## [Description of the task]
Without the images, write out all of the following entries exactly.
§
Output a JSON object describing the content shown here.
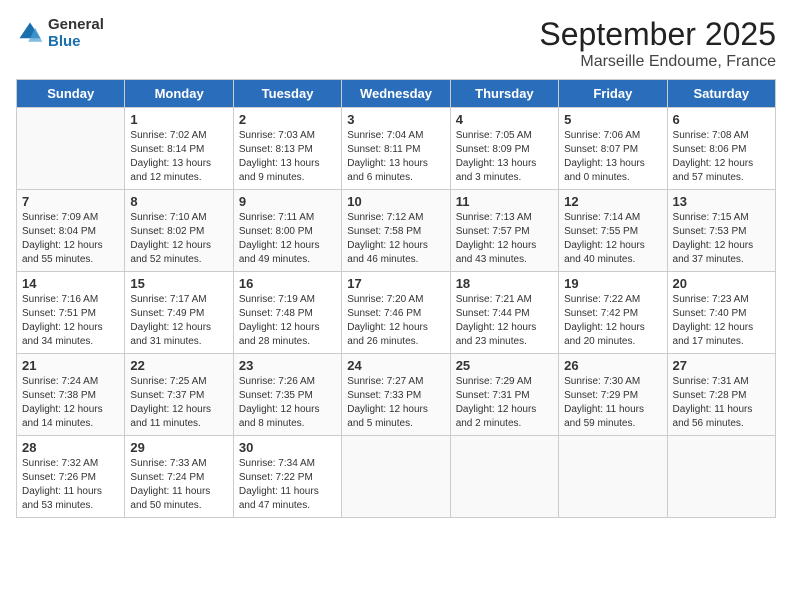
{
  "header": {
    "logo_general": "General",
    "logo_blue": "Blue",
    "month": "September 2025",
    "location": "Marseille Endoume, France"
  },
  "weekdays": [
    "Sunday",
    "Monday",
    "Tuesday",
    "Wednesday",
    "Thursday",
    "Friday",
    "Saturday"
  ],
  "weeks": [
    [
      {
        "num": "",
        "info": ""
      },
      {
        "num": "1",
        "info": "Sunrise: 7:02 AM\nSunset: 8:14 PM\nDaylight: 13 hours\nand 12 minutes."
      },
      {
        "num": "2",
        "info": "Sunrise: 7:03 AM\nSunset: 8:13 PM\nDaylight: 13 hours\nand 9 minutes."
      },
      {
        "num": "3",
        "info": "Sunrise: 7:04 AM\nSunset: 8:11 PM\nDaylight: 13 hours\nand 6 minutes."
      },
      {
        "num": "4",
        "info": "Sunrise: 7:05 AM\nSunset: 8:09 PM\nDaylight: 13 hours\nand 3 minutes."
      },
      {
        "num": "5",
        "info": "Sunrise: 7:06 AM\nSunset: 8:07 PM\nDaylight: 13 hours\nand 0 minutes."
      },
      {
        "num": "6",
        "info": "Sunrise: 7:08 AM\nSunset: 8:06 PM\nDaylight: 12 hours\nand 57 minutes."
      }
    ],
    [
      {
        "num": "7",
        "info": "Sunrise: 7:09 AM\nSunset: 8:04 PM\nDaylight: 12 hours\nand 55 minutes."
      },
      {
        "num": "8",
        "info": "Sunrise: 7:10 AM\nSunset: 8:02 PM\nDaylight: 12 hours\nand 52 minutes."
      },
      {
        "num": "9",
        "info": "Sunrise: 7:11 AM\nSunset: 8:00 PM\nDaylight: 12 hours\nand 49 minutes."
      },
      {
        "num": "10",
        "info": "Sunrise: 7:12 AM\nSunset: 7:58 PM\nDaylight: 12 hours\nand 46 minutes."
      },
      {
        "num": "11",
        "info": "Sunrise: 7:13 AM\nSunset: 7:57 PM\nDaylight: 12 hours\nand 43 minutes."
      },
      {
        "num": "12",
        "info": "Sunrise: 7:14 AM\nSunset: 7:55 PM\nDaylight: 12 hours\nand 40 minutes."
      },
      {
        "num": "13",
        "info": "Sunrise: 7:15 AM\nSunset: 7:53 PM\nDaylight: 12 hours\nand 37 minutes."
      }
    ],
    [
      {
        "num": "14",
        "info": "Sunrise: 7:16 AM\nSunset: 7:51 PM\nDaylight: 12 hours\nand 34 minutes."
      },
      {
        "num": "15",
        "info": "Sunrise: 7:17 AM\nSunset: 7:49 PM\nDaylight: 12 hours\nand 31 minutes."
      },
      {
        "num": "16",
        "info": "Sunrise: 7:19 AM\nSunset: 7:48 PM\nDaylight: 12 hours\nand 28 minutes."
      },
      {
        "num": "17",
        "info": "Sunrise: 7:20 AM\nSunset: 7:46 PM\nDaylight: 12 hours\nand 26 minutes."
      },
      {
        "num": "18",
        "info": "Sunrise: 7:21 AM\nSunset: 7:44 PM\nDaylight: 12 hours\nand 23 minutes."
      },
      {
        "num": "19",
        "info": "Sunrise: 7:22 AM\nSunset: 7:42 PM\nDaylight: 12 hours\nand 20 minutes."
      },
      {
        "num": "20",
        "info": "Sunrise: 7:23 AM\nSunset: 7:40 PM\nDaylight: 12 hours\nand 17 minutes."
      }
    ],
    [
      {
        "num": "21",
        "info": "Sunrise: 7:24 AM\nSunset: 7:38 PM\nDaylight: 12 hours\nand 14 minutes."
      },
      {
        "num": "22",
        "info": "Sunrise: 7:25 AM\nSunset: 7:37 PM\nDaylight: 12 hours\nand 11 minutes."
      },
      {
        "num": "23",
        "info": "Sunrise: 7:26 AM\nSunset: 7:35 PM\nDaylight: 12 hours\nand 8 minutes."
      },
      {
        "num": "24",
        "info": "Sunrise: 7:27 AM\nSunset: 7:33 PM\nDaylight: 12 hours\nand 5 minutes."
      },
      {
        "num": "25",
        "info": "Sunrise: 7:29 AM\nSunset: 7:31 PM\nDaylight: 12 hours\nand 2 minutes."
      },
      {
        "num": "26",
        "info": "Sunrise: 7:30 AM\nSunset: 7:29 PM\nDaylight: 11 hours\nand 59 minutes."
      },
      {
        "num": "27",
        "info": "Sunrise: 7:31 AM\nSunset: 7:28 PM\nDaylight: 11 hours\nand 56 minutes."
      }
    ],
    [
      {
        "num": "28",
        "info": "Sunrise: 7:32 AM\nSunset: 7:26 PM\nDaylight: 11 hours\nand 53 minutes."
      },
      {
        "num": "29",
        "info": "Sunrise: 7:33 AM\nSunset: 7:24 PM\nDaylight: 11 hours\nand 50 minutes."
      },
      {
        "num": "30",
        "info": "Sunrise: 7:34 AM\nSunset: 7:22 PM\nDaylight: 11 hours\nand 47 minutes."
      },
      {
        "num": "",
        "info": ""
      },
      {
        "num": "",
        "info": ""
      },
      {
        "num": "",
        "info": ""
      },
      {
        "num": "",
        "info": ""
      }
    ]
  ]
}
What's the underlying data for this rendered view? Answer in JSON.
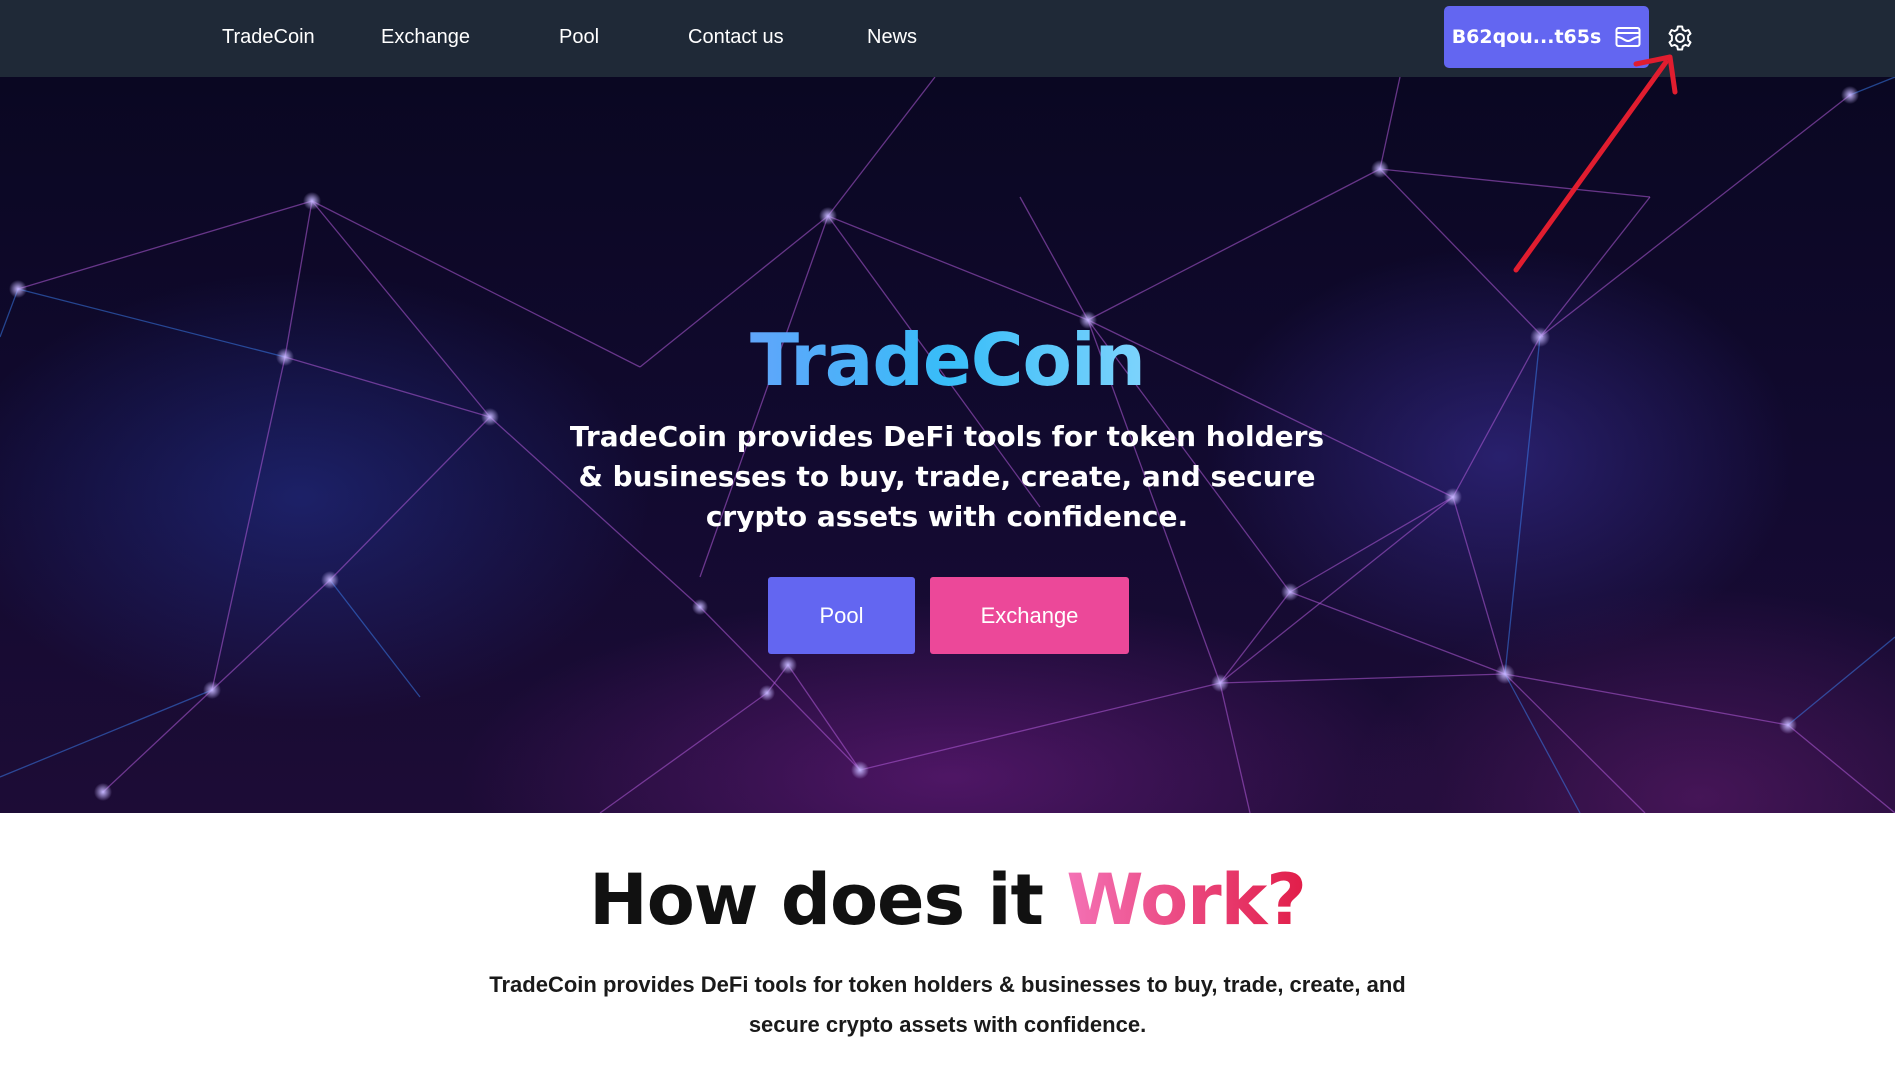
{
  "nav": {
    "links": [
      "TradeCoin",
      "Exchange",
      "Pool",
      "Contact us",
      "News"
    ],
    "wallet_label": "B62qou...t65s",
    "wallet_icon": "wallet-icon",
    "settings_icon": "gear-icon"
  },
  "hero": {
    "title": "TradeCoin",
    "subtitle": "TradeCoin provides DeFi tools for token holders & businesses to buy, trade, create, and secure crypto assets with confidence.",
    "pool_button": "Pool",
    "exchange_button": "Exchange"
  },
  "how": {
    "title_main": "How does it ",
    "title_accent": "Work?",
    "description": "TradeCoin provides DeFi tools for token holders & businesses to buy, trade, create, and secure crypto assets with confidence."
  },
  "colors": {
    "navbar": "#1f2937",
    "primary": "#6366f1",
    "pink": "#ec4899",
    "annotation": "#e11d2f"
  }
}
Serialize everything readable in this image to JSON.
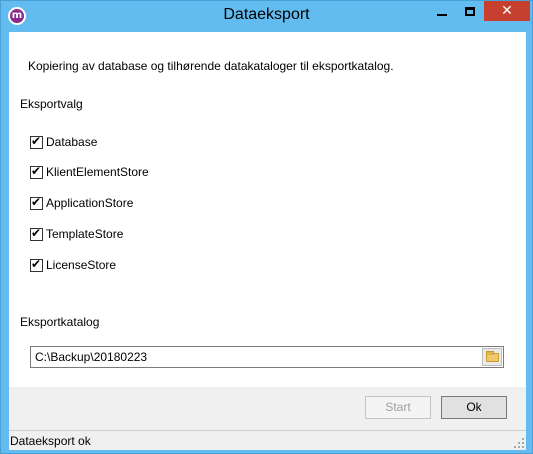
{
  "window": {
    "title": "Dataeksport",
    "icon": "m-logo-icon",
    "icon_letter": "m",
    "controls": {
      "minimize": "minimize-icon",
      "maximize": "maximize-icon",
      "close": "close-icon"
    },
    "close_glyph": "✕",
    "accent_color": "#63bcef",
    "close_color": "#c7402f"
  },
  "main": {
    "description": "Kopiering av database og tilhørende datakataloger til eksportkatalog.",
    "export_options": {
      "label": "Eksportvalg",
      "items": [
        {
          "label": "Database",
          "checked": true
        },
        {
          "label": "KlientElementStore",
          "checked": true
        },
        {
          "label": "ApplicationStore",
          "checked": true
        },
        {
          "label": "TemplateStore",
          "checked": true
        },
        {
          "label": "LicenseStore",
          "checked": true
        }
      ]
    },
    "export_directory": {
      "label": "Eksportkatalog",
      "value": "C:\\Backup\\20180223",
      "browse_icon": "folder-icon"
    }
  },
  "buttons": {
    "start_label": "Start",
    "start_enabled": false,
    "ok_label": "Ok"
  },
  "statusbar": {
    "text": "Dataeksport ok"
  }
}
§
## [Task answer]
Output a JSON object describing the content shown here.
{
  "header": {
    "logo_general": "General",
    "logo_blue": "Blue",
    "month": "September 2025",
    "location": "Marseille Endoume, France"
  },
  "weekdays": [
    "Sunday",
    "Monday",
    "Tuesday",
    "Wednesday",
    "Thursday",
    "Friday",
    "Saturday"
  ],
  "weeks": [
    [
      {
        "num": "",
        "info": ""
      },
      {
        "num": "1",
        "info": "Sunrise: 7:02 AM\nSunset: 8:14 PM\nDaylight: 13 hours\nand 12 minutes."
      },
      {
        "num": "2",
        "info": "Sunrise: 7:03 AM\nSunset: 8:13 PM\nDaylight: 13 hours\nand 9 minutes."
      },
      {
        "num": "3",
        "info": "Sunrise: 7:04 AM\nSunset: 8:11 PM\nDaylight: 13 hours\nand 6 minutes."
      },
      {
        "num": "4",
        "info": "Sunrise: 7:05 AM\nSunset: 8:09 PM\nDaylight: 13 hours\nand 3 minutes."
      },
      {
        "num": "5",
        "info": "Sunrise: 7:06 AM\nSunset: 8:07 PM\nDaylight: 13 hours\nand 0 minutes."
      },
      {
        "num": "6",
        "info": "Sunrise: 7:08 AM\nSunset: 8:06 PM\nDaylight: 12 hours\nand 57 minutes."
      }
    ],
    [
      {
        "num": "7",
        "info": "Sunrise: 7:09 AM\nSunset: 8:04 PM\nDaylight: 12 hours\nand 55 minutes."
      },
      {
        "num": "8",
        "info": "Sunrise: 7:10 AM\nSunset: 8:02 PM\nDaylight: 12 hours\nand 52 minutes."
      },
      {
        "num": "9",
        "info": "Sunrise: 7:11 AM\nSunset: 8:00 PM\nDaylight: 12 hours\nand 49 minutes."
      },
      {
        "num": "10",
        "info": "Sunrise: 7:12 AM\nSunset: 7:58 PM\nDaylight: 12 hours\nand 46 minutes."
      },
      {
        "num": "11",
        "info": "Sunrise: 7:13 AM\nSunset: 7:57 PM\nDaylight: 12 hours\nand 43 minutes."
      },
      {
        "num": "12",
        "info": "Sunrise: 7:14 AM\nSunset: 7:55 PM\nDaylight: 12 hours\nand 40 minutes."
      },
      {
        "num": "13",
        "info": "Sunrise: 7:15 AM\nSunset: 7:53 PM\nDaylight: 12 hours\nand 37 minutes."
      }
    ],
    [
      {
        "num": "14",
        "info": "Sunrise: 7:16 AM\nSunset: 7:51 PM\nDaylight: 12 hours\nand 34 minutes."
      },
      {
        "num": "15",
        "info": "Sunrise: 7:17 AM\nSunset: 7:49 PM\nDaylight: 12 hours\nand 31 minutes."
      },
      {
        "num": "16",
        "info": "Sunrise: 7:19 AM\nSunset: 7:48 PM\nDaylight: 12 hours\nand 28 minutes."
      },
      {
        "num": "17",
        "info": "Sunrise: 7:20 AM\nSunset: 7:46 PM\nDaylight: 12 hours\nand 26 minutes."
      },
      {
        "num": "18",
        "info": "Sunrise: 7:21 AM\nSunset: 7:44 PM\nDaylight: 12 hours\nand 23 minutes."
      },
      {
        "num": "19",
        "info": "Sunrise: 7:22 AM\nSunset: 7:42 PM\nDaylight: 12 hours\nand 20 minutes."
      },
      {
        "num": "20",
        "info": "Sunrise: 7:23 AM\nSunset: 7:40 PM\nDaylight: 12 hours\nand 17 minutes."
      }
    ],
    [
      {
        "num": "21",
        "info": "Sunrise: 7:24 AM\nSunset: 7:38 PM\nDaylight: 12 hours\nand 14 minutes."
      },
      {
        "num": "22",
        "info": "Sunrise: 7:25 AM\nSunset: 7:37 PM\nDaylight: 12 hours\nand 11 minutes."
      },
      {
        "num": "23",
        "info": "Sunrise: 7:26 AM\nSunset: 7:35 PM\nDaylight: 12 hours\nand 8 minutes."
      },
      {
        "num": "24",
        "info": "Sunrise: 7:27 AM\nSunset: 7:33 PM\nDaylight: 12 hours\nand 5 minutes."
      },
      {
        "num": "25",
        "info": "Sunrise: 7:29 AM\nSunset: 7:31 PM\nDaylight: 12 hours\nand 2 minutes."
      },
      {
        "num": "26",
        "info": "Sunrise: 7:30 AM\nSunset: 7:29 PM\nDaylight: 11 hours\nand 59 minutes."
      },
      {
        "num": "27",
        "info": "Sunrise: 7:31 AM\nSunset: 7:28 PM\nDaylight: 11 hours\nand 56 minutes."
      }
    ],
    [
      {
        "num": "28",
        "info": "Sunrise: 7:32 AM\nSunset: 7:26 PM\nDaylight: 11 hours\nand 53 minutes."
      },
      {
        "num": "29",
        "info": "Sunrise: 7:33 AM\nSunset: 7:24 PM\nDaylight: 11 hours\nand 50 minutes."
      },
      {
        "num": "30",
        "info": "Sunrise: 7:34 AM\nSunset: 7:22 PM\nDaylight: 11 hours\nand 47 minutes."
      },
      {
        "num": "",
        "info": ""
      },
      {
        "num": "",
        "info": ""
      },
      {
        "num": "",
        "info": ""
      },
      {
        "num": "",
        "info": ""
      }
    ]
  ]
}
What's the underlying data for this rendered view? Answer in JSON.
{
  "nav": {
    "links": [
      "TradeCoin",
      "Exchange",
      "Pool",
      "Contact us",
      "News"
    ],
    "wallet_label": "B62qou...t65s",
    "wallet_icon": "wallet-icon",
    "settings_icon": "gear-icon"
  },
  "hero": {
    "title": "TradeCoin",
    "subtitle": "TradeCoin provides DeFi tools for token holders & businesses to buy, trade, create, and secure crypto assets with confidence.",
    "pool_button": "Pool",
    "exchange_button": "Exchange"
  },
  "how": {
    "title_main": "How does it ",
    "title_accent": "Work?",
    "description": "TradeCoin provides DeFi tools for token holders & businesses to buy, trade, create, and secure crypto assets with confidence."
  },
  "colors": {
    "navbar": "#1f2937",
    "primary": "#6366f1",
    "pink": "#ec4899",
    "annotation": "#e11d2f"
  }
}
Serialize everything readable in this image to JSON.
{
  "window": {
    "title": "Dataeksport",
    "icon": "m-logo-icon",
    "icon_letter": "m",
    "controls": {
      "minimize": "minimize-icon",
      "maximize": "maximize-icon",
      "close": "close-icon"
    },
    "close_glyph": "✕",
    "accent_color": "#63bcef",
    "close_color": "#c7402f"
  },
  "main": {
    "description": "Kopiering av database og tilhørende datakataloger til eksportkatalog.",
    "export_options": {
      "label": "Eksportvalg",
      "items": [
        {
          "label": "Database",
          "checked": true
        },
        {
          "label": "KlientElementStore",
          "checked": true
        },
        {
          "label": "ApplicationStore",
          "checked": true
        },
        {
          "label": "TemplateStore",
          "checked": true
        },
        {
          "label": "LicenseStore",
          "checked": true
        }
      ]
    },
    "export_directory": {
      "label": "Eksportkatalog",
      "value": "C:\\Backup\\20180223",
      "browse_icon": "folder-icon"
    }
  },
  "buttons": {
    "start_label": "Start",
    "start_enabled": false,
    "ok_label": "Ok"
  },
  "statusbar": {
    "text": "Dataeksport ok"
  }
}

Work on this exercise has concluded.